Domingo German, Masahiro Tanaka, James Paxton
ESNY Graphic, AP Photo

The New York Yankees starting rotation has been a point of intense contention all season. When the games matter the most, it can set the tone for the team.

Since free agency started prior to the 2019 season, New York Yankees fans have been clamoring for elite starting pitching. With one of the best starting lineups and the deadliest bullpen in baseball, the starting rotation seemed to be the only questionable link on an otherwise perfect team.

The problems were exacerbated when 2018 ace Luis Severino was shelved in spring training, causing him to miss the entire season to this point.
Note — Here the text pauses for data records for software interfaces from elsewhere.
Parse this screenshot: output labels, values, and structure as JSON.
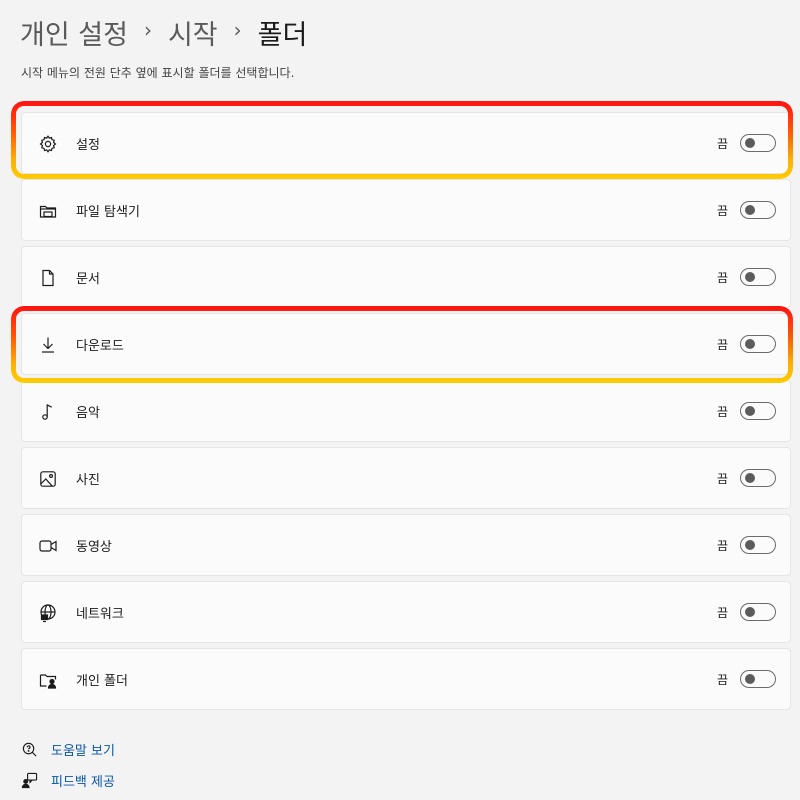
{
  "breadcrumb": {
    "items": [
      "개인 설정",
      "시작",
      "폴더"
    ],
    "separator": "›"
  },
  "subtitle": "시작 메뉴의 전원 단추 옆에 표시할 폴더를 선택합니다.",
  "folders": [
    {
      "label": "설정",
      "state": "끔",
      "icon": "gear-icon",
      "highlighted": true
    },
    {
      "label": "파일 탐색기",
      "state": "끔",
      "icon": "file-explorer-icon",
      "highlighted": false
    },
    {
      "label": "문서",
      "state": "끔",
      "icon": "document-icon",
      "highlighted": false
    },
    {
      "label": "다운로드",
      "state": "끔",
      "icon": "download-icon",
      "highlighted": true
    },
    {
      "label": "음악",
      "state": "끔",
      "icon": "music-icon",
      "highlighted": false
    },
    {
      "label": "사진",
      "state": "끔",
      "icon": "picture-icon",
      "highlighted": false
    },
    {
      "label": "동영상",
      "state": "끔",
      "icon": "video-icon",
      "highlighted": false
    },
    {
      "label": "네트워크",
      "state": "끔",
      "icon": "network-icon",
      "highlighted": false
    },
    {
      "label": "개인 폴더",
      "state": "끔",
      "icon": "personal-folder-icon",
      "highlighted": false
    }
  ],
  "links": {
    "help": {
      "label": "도움말 보기",
      "icon": "help-icon"
    },
    "feedback": {
      "label": "피드백 제공",
      "icon": "feedback-icon"
    }
  },
  "colors": {
    "highlight_top": "#ff1212",
    "highlight_bottom": "#ffcc00",
    "link": "#0a56a8"
  }
}
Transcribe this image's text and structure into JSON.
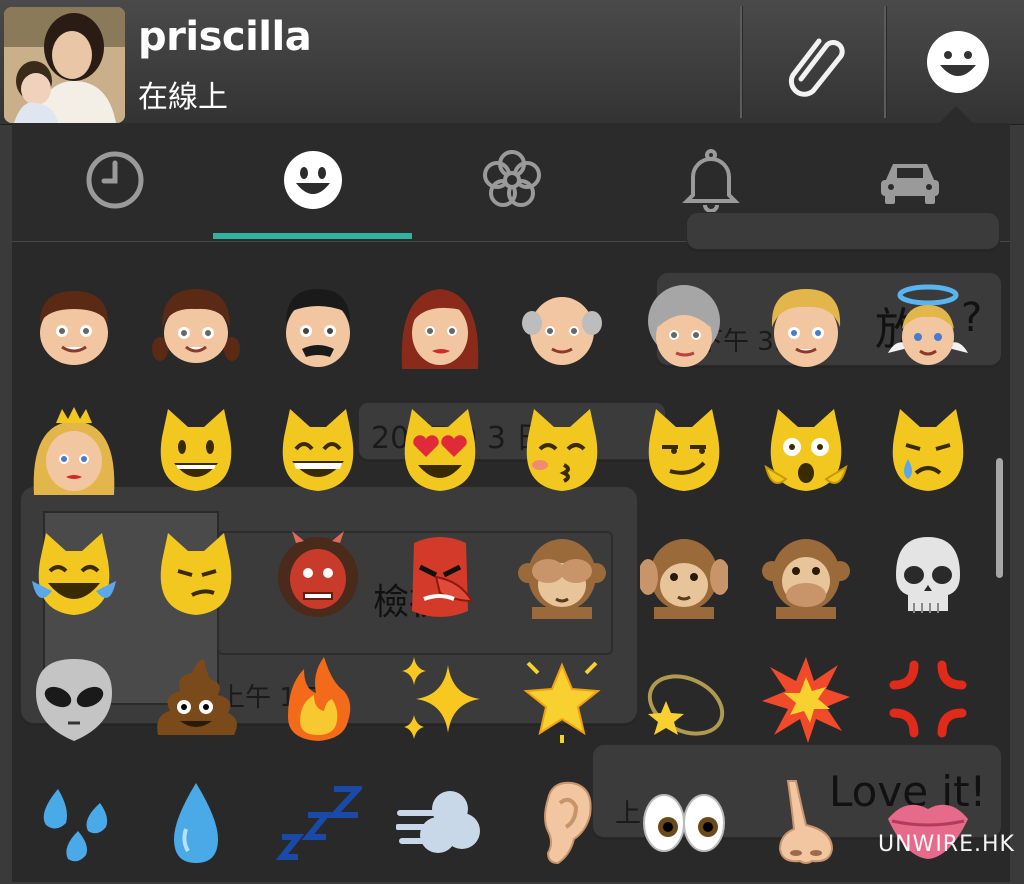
{
  "header": {
    "contact_name": "priscilla",
    "contact_status": "在線上",
    "attach_icon": "paperclip-icon",
    "emoji_icon": "smiley-icon"
  },
  "tabs": [
    {
      "icon": "recent-clock-icon",
      "selected": false
    },
    {
      "icon": "smiley-face-icon",
      "selected": true
    },
    {
      "icon": "flower-icon",
      "selected": false
    },
    {
      "icon": "bell-icon",
      "selected": false
    },
    {
      "icon": "car-icon",
      "selected": false
    }
  ],
  "accent_color": "#2fb3a0",
  "background_chat": {
    "msg1_text": "放",
    "msg1_suffix": "?",
    "msg1_time": "下午 3:5",
    "date_text": "20  年 9   3 日",
    "msg2_text": "檢視",
    "msg2_time": "上午 1  5",
    "msg3_text": "Love it!",
    "msg3_time": "上   48"
  },
  "emoji_rows": [
    [
      "boy-emoji",
      "girl-emoji",
      "man-emoji",
      "woman-emoji",
      "older-man-emoji",
      "older-woman-emoji",
      "person-blond-emoji",
      "angel-emoji"
    ],
    [
      "princess-emoji",
      "smiley-cat-emoji",
      "grinning-cat-emoji",
      "heart-eyes-cat-emoji",
      "kissing-cat-emoji",
      "smirk-cat-emoji",
      "scream-cat-emoji",
      "crying-cat-emoji"
    ],
    [
      "joy-cat-emoji",
      "pouting-cat-emoji",
      "japanese-ogre-emoji",
      "japanese-goblin-emoji",
      "see-no-evil-monkey-emoji",
      "hear-no-evil-monkey-emoji",
      "speak-no-evil-monkey-emoji",
      "skull-emoji"
    ],
    [
      "alien-emoji",
      "poop-emoji",
      "fire-emoji",
      "sparkles-emoji",
      "glowing-star-emoji",
      "dizzy-emoji",
      "collision-emoji",
      "anger-emoji"
    ],
    [
      "sweat-drops-emoji",
      "droplet-emoji",
      "zzz-emoji",
      "dash-emoji",
      "ear-emoji",
      "eyes-emoji",
      "nose-emoji",
      "lips-emoji"
    ]
  ],
  "watermark": "UNWIRE.HK"
}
The starting rotation conversations intensified at the trade deadline when the unit as a whole suffered through a historically bad week and a half just days before the deadline. Things got so bad that Twitter lunatics even called to trade Gleyber Torres to the Detroit Tigers for Matthew Boyd.

Regardless, there’s no pitching help coming at this point in the season. And that’s totally fine. The Yankees have a good rotation that’s capable of giving their fantastic offense a chance to win every game. Even if the starters falter, their deep bullpen can cover a lot of innings in dominant fashion.
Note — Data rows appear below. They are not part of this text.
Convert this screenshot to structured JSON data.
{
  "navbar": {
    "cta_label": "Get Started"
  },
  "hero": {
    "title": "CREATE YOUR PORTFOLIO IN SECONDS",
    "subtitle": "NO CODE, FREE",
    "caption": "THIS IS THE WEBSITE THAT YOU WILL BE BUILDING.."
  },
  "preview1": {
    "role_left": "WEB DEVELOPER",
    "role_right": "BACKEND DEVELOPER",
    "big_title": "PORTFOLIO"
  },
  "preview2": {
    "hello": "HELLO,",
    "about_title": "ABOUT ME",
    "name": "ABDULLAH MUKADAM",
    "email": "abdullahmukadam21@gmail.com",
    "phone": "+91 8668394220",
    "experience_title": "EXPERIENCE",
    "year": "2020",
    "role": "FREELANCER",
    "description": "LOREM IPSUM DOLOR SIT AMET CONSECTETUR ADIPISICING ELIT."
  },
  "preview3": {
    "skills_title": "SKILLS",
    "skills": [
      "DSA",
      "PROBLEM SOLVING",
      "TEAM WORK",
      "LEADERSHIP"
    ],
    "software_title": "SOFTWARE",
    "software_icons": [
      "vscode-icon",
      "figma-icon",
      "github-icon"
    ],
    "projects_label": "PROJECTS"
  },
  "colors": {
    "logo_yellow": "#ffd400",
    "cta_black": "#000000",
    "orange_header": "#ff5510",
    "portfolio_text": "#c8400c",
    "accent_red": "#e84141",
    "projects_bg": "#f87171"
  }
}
And so, here’s how the Yankees starting rotation is shaping up for October baseball:

1. James Paxton

Barring some catastrophic meltdown of a month, I think it’s safe to say that James Paxton will get the ball for Game 1. Since placing more stock in his knuckle-curve, he’s pitched like the ace that Brian Cashman thought he was acquiring. Paxton has also shown the ability to work deep into a game and dominating an opposing lineup.

2. Domingo German

Next, the ball should be turned over to Domingo German. German has had one of the biggest breakout years of any Yankee that didn’t get a lot of attention in spring training. He leads the team with 17 wins this season and showed that even on bad days, he battles and keeps the team in every game.

The only question surrounding German is how his body will hold up, having pitched more innings this season than he’s ever pitched before. Both German and Aaron Boone reiterate that he feels great. Most importantly, they ensured that there will be no innings limit coming down the final stretch and into the postseason.

That won’t stop Boone from getting German some extra rest or even taking him out of a game earlier in his pitch count should the situation dictate it. But, if we see his stuff and command take a dip at the end of the season, it may cause some hesitation to throw him second in the rotation in the postseason.

3. Masahiro Tanaka

When it comes to pitching in big games, Masahiro Tanaka has been there and done that. Over the course of his career, we’ve seen him show up with absolutely dominant stuff under the brightest lights. In past seasons, it was a guarantee that games against the Red Sox or fellow Japanese pitchers, Tanaka was going at least seven innings.

However, this season has been different for Tanaka. As has been well documented, changes in the baseballs drastically altered his ability to throw the splitter, his best pitch. It got so bad that a month ago, he had to change the grip completely. As such, he transitioned to throwing his slider more often. Per Fangraphs, his splitter usage has dropped three percent while his slider and fastball usage are both up by about four percent each.

While Tanaka may not have the strikeout stuff that he used to have, he can still get a lot of ground balls. He is fully capable of putting forth a strong game to get the Yankees to their big horses in the bullpen.

4. The Opener

The Yankees can get really weird with the fourth spot in the rotation and I’m all here for it.

When the Yankees re-signed J.A. Happ this past offseason, they thought they were getting a guy who could give consistent quality starts from the back of the rotation. And they had every right to believe that. After acquiring him from the Blue Jays, Happ was fantastic for the Yankees. He finished the season with a 7-0 record and a 2.69 ERA. While it’s fair to say that was a great run from a solid pitcher, the team expected more in 2019. Happ has been downright awful this year and is now just pitching to get a spot on the postseason roster.

On the other side of the coin, the Yankees have been really strong in opener games this year. The combination of Chad Green and Nestor Cortes Jr. put forth some of the best games of the year. For most of the season, a Chad Green start was as close to a guaranteed win as possible.

The wrinkle here is that Severino is close to returning. Severino won’t have enough time to build up to his usual 100 pitch workload, but the Yankees see him as someone that can throw 50-60 pitches in a start. We could see Severino and Green combine to get the Yankees through five innings before handing it to the bullpen.

At the end of the day, it’s possible the Yankees will only carry three starters in the postseason. Happ may crack the roster but it will be in a relief role.

Paxton, German and Tanaka can all lock down an opposing offense on any given night. Tack on extended use of the Yankees best asset in a game four and concerns about the rotation’s ability to win in October start drifting away.

Lifetime ballplayer and Yankee fan. Strongly believe that the eye-test and advanced stats can be used together instead of against each other.